- 4 October 1993 – Pro-presidential forces storm the White House and dissolve the Congress.
- 12 December 1993 – A new constitution is passed in a referendum (58.4% in favor). Federal Assembly is elected. Nationalist LDPR takes the plurality of the votes.
- 23 February 1994 – Federal Assembly closes investigation of 1993 armed conflict and declares amnesty.
- 26 February 1994 – Prosecutor General agrees to amnesty despite Yeltsin’s protests.
- 9 March 1994 – Presidential administration writes a “black list” of 151 former deputies who defended the Congress. These deputies were deprived of their social privileges, until they were restored on 22 April by a presidential decree.
- 4 March 1995 – the most resistant of the former Congressmen celebrated the official end of their delegated powers.
During the first session of the Congress, 86% were card-carrying members of the CPSU. This number declined steadily as more people resigned from the party, however new major parties were not quick enough to form, leaving a large percentage of the Congress non-partisan. CPSU was banned by president Yeltsin in November 1991 due to the attempted August Coup. The party collapsed completely during the collapse of Soviet Union, and in Russia it was replaced by CPRF.
Deputy fractions and blocs

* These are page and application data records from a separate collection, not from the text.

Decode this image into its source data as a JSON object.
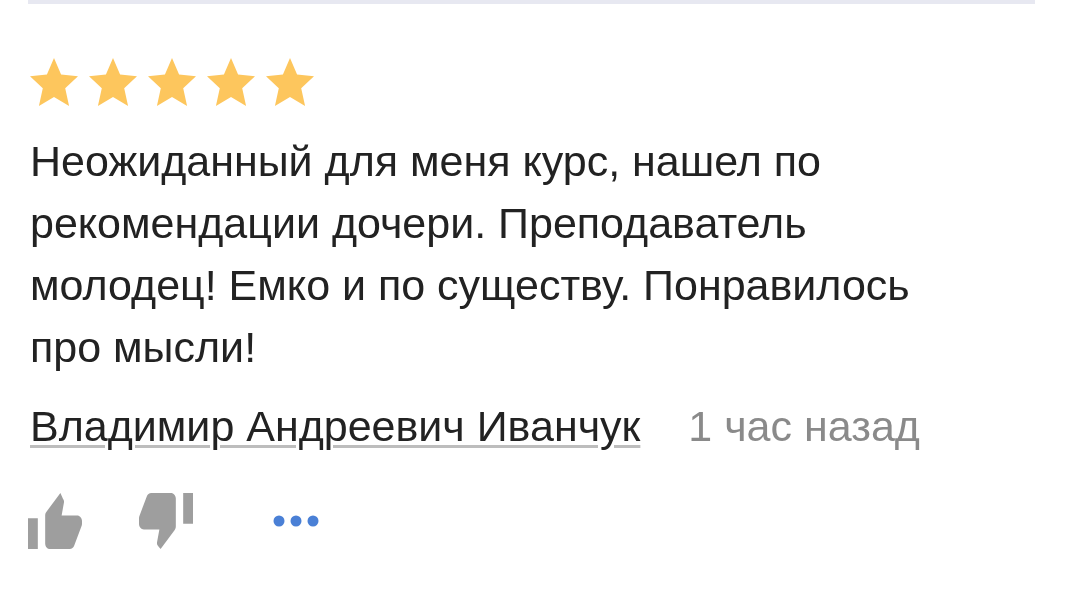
{
  "review": {
    "stars": 5,
    "text": "Неожиданный для меня курс, нашел по рекомендации дочери. Преподаватель молодец! Емко и по существу. Понравилось про мысли!",
    "author": "Владимир Андреевич Иванчук",
    "time": "1 час назад"
  }
}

During the first session of the Congress, 24 deputy fractions were registered, numbering 50 to 355 deputies. Dual membership was allowed, so the fraction membership numbered 200% of the entire Congress. Two major blocs quickly formed in opposition to each other – the Communist Bloc, and the Democratic Russia Bloc. The “Democratic Russia” and its allies were initially in the majority, which allowed Yeltsin to be elected as the Chairman of the Presidium. During the fifth session, dual membership in fractions was outlawed, “one deputy – one fraction” law was passed. However, dual membership still remained an issue and in April 1992 there were 30 deputies with membership in several fractions.

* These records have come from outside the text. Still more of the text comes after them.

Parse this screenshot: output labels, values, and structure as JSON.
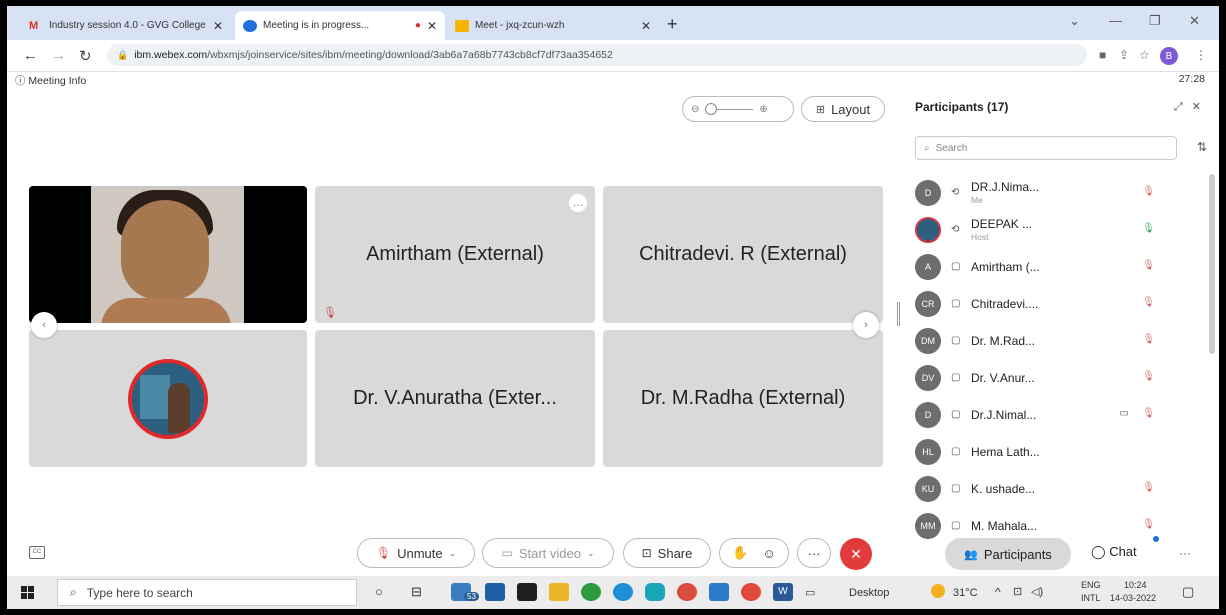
{
  "browser": {
    "tabs": [
      {
        "title": "Industry session 4.0 - GVG College",
        "icon": "gmail-icon",
        "color": "#d93025"
      },
      {
        "title": "Meeting is in progress...",
        "icon": "webex-icon",
        "color": "#1e6fd9",
        "active": true
      },
      {
        "title": "Meet - jxq-zcun-wzh",
        "icon": "meet-icon",
        "color": "#f4b400"
      }
    ],
    "url_domain": "ibm.webex.com",
    "url_path": "/wbxmjs/joinservice/sites/ibm/meeting/download/3ab6a7a68b7743cb8cf7df73aa354652",
    "profile_initial": "B"
  },
  "meeting": {
    "info_label": "Meeting Info",
    "timer": "27:28",
    "layout_label": "Layout",
    "tiles": [
      {
        "name": "",
        "type": "video"
      },
      {
        "name": "Amirtham (External)",
        "muted": true
      },
      {
        "name": "Chitradevi. R (External)"
      },
      {
        "name": "",
        "type": "avatar"
      },
      {
        "name": "Dr. V.Anuratha (Exter..."
      },
      {
        "name": "Dr. M.Radha (External)"
      }
    ]
  },
  "participants": {
    "title": "Participants (17)",
    "search_placeholder": "Search",
    "list": [
      {
        "initials": "D",
        "name": "DR.J.Nima...",
        "sub": "Me",
        "device": "sync",
        "mic": "muted"
      },
      {
        "initials": "",
        "name": "DEEPAK ...",
        "sub": "Host",
        "device": "sync",
        "mic": "on",
        "photo": true
      },
      {
        "initials": "A",
        "name": "Amirtham (...",
        "sub": "",
        "device": "web",
        "mic": "muted"
      },
      {
        "initials": "CR",
        "name": "Chitradevi....",
        "sub": "",
        "device": "web",
        "mic": "muted"
      },
      {
        "initials": "DM",
        "name": "Dr. M.Rad...",
        "sub": "",
        "device": "web",
        "mic": "muted"
      },
      {
        "initials": "DV",
        "name": "Dr. V.Anur...",
        "sub": "",
        "device": "web",
        "mic": "muted"
      },
      {
        "initials": "D",
        "name": "Dr.J.Nimal...",
        "sub": "",
        "device": "web",
        "mic": "muted",
        "camera": true
      },
      {
        "initials": "HL",
        "name": "Hema Lath...",
        "sub": "",
        "device": "web",
        "mic": "none"
      },
      {
        "initials": "KU",
        "name": "K. ushade...",
        "sub": "",
        "device": "web",
        "mic": "muted"
      },
      {
        "initials": "MM",
        "name": "M. Mahala...",
        "sub": "",
        "device": "web",
        "mic": "muted"
      }
    ]
  },
  "controls": {
    "unmute": "Unmute",
    "start_video": "Start video",
    "share": "Share",
    "participants": "Participants",
    "chat": "Chat"
  },
  "taskbar": {
    "search_placeholder": "Type here to search",
    "badge": "53",
    "desktop": "Desktop",
    "temperature": "31°C",
    "lang1": "ENG",
    "lang2": "INTL",
    "time": "10:24",
    "date": "14-03-2022"
  }
}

By 1993, a total of 14 fractions remained and 200-210 deputies still haven't declared membership in any fractions. The Democratic Russia Bloc collapsed, and resulted in formation of two new blocs – “Reform Coalition” and “Democratic Centre”. A new bloc called “Russian Unity” formed by the conservative communists and their sympathizers and centre-left “Creative Forces” bloc was formed by the moderate left. Together they constituted majority and voiced opposition to Yeltsin and many of his policies. However, as of March 1993, they still lacked supermajority required for impeachment.
- "Congress of People's Deputies and the Supreme Soviet of RSFSR / Russian Federation". Politika (in Russian). Archived from the original on 2008-02-11. Retrieved 2008-03-03.
- "Khasbulatov Ruslan Imranovich". Ktotam (in Russian). Retrieved 2008-03-03.[dead link]
- "Blocs and Fractions in Russian Parliament". Panorama (in Russian). Archived from the original on 2009-07-22. Retrieved 2008-03-03.
- Electoral law of 1989 (without amendments)
- Electoral law of 1989 (with 1992 amendments)